RapidM releases CommandPoint: map and comms software for commanders


Pretoria based RapidM has publicly launched CommandPoint, its new tablet software to help military commanders gain a visual impression of the battlefield and communicate with troops. The launch took place at the Aerospace and Defence (AAD) exhibition at Waterkloof this morning.

CommandPoint adds a map presentation capability to RapidM’s RapTawc suite of secure voice, positioning, and messaging tools that operate over radio networks.

Karel Koster, RapidM’s Tactical Product Leader said CommandPoint is still under “active development” but it has been sold to the armed forces of a NATO member country. He said the envisaged market for the product is the company’s existing base of armed forces customers in Africa, South East Asia, Europe, and North America, who use its RapTawc terminals.

CommandPoint is aimed for use by platoon and company level commanders operating in forces that might not always have highly specific requirements for battlefield management systems, Koster said. Its most likely users are infantry, marine and special force type operators who are dismounted and require live information on positions.

The tablet or PC based CommandPoint software can show friendly and enemy forces, as well as key points, on a map and gives touchscreen access to voice and text communications. The software operates with RapidM’s RapTawc modems, which come as an operator carried RT5, and a rack installed RT7. These are housed in rugged tactical terminals consisting of a small keyboard, a GPS, and a screen, and provide information on positions, as well as secure voice and messaging. RapTawc allows clients to choose between use of a default encryption software or their own.

CommandPoint can be pre-loaded on rugged tablets which have been sourced from a third party, or clients can also install the software on Windows or Linux machines

The offering is similar in some respects to command and control systems such as Chaka from SA based Saab Grintek, the tactical communications Battle Management System from Danish company Systematic, and Geco from UK based Inzpire. Koster said RapidM saw a gap in the market for an offering that is easy to use and not reliant on highly sophisticated software, yet provided the basics of what their forces required for operations. The product was also seen as an extension of the company’s existing product range as information that could be presented on a map was already provided on the company’s rugged terminals.

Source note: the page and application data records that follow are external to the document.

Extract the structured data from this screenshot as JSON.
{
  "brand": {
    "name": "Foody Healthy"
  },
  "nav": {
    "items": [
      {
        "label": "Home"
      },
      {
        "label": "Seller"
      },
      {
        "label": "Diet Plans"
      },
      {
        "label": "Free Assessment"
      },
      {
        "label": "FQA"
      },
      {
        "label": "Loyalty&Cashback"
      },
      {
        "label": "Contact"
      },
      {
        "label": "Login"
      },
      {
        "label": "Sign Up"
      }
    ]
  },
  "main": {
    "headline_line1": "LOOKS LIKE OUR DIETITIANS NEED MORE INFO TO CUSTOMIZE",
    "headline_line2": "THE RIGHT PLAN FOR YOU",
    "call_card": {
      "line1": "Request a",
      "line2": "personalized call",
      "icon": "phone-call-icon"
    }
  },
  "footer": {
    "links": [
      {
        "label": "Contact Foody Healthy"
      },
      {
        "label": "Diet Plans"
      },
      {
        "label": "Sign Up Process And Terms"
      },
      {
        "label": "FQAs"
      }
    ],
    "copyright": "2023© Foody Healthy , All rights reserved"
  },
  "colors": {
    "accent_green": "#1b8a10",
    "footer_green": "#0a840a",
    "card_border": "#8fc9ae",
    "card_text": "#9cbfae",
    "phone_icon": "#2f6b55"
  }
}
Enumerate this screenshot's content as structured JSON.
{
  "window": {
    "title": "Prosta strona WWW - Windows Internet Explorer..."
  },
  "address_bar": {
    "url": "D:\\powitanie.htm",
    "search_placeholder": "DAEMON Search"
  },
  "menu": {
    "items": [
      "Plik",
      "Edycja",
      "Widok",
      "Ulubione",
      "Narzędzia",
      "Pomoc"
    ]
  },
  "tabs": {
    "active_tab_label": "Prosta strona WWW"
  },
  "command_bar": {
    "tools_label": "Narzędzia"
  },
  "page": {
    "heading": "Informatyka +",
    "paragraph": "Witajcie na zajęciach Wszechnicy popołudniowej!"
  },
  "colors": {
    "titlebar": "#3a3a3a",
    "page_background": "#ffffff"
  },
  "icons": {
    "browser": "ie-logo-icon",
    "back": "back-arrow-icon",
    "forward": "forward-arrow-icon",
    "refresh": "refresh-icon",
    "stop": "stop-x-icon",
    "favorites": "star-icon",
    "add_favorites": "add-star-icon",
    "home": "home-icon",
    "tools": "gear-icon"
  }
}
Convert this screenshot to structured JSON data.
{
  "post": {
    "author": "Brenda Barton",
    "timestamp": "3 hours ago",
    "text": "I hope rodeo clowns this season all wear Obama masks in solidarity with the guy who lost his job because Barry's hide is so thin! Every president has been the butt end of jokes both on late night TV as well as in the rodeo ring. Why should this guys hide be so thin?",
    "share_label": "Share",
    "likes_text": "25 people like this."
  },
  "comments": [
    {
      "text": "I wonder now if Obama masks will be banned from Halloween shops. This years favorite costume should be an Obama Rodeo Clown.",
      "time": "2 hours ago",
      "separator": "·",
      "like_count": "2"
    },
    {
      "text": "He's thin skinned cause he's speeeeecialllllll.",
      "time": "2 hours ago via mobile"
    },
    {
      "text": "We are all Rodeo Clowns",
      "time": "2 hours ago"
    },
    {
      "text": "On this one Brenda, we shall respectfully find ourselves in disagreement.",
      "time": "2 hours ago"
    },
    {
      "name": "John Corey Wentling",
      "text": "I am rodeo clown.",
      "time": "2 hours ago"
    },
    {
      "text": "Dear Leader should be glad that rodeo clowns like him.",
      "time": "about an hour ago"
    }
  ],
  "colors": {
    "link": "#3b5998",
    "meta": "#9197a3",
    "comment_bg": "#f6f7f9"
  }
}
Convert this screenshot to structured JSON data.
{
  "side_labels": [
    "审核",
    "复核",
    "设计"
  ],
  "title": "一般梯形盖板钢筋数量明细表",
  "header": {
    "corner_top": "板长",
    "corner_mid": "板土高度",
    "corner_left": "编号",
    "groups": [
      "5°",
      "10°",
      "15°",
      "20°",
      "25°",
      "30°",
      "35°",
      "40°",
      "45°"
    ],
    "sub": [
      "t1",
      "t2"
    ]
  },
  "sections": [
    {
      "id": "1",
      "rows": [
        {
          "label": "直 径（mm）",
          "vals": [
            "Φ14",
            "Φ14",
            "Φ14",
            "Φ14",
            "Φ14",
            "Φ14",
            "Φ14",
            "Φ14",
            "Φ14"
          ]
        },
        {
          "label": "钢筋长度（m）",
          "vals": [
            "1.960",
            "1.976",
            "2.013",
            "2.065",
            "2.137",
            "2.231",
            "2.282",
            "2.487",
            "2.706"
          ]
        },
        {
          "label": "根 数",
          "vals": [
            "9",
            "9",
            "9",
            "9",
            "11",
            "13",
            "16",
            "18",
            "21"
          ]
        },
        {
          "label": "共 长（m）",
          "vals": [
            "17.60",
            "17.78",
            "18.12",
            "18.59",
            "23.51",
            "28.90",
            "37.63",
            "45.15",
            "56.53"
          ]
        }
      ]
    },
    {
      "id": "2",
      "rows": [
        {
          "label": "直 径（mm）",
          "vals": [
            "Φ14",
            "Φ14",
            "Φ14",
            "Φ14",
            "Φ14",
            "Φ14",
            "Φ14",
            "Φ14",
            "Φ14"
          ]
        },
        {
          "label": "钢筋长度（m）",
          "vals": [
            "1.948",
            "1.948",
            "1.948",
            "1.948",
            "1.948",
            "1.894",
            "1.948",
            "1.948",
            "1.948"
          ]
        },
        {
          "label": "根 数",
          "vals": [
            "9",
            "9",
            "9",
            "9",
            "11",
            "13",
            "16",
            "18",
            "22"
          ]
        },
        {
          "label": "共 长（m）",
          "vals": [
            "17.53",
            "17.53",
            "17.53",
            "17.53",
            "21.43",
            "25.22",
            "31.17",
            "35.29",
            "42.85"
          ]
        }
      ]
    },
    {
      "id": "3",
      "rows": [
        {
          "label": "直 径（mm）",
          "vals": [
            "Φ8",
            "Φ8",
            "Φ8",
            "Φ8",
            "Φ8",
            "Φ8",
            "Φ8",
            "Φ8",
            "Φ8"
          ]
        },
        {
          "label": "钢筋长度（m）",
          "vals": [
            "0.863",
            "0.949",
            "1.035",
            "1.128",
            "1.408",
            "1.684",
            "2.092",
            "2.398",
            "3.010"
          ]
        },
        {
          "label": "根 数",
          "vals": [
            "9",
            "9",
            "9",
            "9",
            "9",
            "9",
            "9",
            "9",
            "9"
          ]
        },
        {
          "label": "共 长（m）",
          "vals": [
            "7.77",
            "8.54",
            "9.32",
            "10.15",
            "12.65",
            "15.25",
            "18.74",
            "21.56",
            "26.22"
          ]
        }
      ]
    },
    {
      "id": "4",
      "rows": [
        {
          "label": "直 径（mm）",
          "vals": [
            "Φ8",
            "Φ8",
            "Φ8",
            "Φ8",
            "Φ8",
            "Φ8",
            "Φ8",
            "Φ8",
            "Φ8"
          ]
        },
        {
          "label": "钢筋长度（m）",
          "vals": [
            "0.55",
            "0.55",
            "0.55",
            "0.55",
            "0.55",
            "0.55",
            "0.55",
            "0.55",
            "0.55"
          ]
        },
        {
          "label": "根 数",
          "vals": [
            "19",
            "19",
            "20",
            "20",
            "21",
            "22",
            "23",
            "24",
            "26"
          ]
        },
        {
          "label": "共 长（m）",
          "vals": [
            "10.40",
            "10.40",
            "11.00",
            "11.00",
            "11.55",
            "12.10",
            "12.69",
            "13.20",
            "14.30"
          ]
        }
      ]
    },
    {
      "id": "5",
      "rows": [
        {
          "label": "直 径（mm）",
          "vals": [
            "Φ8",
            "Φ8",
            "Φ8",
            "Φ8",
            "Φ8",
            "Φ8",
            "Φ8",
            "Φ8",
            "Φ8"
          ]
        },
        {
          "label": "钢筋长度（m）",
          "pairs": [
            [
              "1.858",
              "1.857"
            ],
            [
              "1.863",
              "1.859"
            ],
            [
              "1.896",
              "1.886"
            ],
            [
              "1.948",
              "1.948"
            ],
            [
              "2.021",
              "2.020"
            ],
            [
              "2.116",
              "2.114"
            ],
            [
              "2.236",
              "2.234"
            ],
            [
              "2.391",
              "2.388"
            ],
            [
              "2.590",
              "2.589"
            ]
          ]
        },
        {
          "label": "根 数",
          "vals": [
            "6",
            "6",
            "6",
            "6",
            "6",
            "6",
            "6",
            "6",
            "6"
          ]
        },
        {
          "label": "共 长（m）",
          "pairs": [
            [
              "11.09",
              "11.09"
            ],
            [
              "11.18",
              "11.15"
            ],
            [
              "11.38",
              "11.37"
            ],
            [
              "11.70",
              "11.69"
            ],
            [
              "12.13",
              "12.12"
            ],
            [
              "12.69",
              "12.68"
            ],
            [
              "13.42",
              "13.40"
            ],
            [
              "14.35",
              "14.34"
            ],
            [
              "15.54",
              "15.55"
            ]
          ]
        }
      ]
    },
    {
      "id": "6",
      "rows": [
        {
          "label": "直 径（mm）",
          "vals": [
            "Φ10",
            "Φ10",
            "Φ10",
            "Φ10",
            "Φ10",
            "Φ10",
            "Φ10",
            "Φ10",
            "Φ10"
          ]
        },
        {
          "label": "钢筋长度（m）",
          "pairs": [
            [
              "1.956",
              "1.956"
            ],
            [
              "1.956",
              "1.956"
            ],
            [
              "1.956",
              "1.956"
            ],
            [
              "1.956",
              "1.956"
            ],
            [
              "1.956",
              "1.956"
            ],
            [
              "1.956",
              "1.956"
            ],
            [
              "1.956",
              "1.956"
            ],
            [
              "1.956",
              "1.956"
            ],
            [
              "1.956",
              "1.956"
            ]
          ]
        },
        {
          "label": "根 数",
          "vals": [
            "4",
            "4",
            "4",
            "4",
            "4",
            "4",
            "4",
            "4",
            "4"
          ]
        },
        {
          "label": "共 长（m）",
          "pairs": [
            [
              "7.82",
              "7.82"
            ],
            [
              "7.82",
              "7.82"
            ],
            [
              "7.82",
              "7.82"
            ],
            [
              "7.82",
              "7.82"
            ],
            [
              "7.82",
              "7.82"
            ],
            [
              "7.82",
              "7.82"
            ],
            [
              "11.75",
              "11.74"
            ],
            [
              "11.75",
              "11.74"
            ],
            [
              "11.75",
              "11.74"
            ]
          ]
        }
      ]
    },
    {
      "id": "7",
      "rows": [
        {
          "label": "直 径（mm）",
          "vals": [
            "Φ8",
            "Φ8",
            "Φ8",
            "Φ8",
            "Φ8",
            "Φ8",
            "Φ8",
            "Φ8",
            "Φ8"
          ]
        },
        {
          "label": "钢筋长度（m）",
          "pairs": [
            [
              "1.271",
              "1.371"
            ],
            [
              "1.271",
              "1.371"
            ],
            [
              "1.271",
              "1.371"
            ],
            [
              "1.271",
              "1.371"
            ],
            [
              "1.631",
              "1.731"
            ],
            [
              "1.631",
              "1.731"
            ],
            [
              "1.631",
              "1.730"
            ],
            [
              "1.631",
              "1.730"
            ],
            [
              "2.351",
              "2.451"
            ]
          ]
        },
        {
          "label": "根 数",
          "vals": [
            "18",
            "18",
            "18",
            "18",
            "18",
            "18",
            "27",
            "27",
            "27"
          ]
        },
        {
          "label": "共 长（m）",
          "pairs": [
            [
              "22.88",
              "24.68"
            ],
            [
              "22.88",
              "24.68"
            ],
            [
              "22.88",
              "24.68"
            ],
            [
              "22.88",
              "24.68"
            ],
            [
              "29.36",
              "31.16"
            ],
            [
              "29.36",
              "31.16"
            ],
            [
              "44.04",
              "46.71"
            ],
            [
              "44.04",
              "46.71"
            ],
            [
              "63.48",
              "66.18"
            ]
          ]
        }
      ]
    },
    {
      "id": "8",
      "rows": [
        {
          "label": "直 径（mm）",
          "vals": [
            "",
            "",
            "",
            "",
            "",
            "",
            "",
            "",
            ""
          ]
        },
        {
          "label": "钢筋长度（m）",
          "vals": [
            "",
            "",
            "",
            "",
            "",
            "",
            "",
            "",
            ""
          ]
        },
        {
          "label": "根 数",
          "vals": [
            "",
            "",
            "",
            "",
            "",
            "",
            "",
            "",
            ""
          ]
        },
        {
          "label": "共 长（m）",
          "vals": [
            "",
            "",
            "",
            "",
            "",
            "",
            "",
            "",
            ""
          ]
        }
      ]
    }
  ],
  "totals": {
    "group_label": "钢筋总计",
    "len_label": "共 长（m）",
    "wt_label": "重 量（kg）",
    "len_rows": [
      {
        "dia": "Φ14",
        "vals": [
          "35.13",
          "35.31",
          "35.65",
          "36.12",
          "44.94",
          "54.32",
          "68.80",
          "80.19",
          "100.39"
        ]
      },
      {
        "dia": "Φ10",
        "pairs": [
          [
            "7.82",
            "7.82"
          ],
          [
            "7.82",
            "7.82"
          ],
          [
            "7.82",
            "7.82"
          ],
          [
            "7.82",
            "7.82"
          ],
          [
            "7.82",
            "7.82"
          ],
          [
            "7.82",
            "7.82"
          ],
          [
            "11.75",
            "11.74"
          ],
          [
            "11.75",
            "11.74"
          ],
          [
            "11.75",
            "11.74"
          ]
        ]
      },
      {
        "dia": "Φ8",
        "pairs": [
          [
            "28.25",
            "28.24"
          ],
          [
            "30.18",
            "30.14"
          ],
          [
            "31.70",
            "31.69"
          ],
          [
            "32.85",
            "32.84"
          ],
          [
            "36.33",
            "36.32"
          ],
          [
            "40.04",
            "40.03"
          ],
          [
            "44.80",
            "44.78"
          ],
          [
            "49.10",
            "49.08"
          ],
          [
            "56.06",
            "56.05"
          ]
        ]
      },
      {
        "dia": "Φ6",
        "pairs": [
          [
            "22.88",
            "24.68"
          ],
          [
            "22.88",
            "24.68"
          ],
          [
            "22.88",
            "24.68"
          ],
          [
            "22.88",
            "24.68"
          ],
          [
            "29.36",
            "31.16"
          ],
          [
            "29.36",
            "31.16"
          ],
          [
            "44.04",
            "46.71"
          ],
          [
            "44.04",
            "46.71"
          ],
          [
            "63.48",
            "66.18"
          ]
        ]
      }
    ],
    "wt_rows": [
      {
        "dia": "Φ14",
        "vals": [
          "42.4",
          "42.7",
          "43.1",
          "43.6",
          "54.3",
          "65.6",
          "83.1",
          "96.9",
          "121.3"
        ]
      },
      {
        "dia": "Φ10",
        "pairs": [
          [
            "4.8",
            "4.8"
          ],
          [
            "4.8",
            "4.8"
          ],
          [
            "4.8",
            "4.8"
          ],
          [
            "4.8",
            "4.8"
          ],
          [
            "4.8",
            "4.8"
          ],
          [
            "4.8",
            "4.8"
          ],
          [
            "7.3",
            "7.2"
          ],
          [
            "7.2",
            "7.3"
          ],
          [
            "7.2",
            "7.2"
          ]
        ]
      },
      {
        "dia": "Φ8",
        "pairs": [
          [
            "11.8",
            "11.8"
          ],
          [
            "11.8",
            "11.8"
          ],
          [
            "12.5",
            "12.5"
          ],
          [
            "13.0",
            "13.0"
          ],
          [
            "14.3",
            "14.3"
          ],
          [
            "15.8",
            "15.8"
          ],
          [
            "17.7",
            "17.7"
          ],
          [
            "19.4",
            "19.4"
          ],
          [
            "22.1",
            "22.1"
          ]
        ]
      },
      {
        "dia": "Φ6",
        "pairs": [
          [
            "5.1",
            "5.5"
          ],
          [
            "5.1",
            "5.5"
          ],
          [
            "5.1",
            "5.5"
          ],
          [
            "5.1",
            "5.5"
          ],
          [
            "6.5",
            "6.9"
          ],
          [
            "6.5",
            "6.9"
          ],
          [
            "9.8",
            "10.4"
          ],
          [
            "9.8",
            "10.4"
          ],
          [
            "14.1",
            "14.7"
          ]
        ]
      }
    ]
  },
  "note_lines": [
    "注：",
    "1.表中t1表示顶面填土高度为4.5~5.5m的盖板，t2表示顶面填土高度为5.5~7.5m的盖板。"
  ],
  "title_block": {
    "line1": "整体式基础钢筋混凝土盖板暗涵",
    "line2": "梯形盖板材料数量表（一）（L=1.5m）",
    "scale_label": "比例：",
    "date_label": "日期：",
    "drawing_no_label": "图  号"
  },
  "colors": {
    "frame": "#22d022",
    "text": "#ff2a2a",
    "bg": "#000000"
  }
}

Development of the product is focusing on support for multiple networks and enhancing the RapTawc system support for ComanndPoint.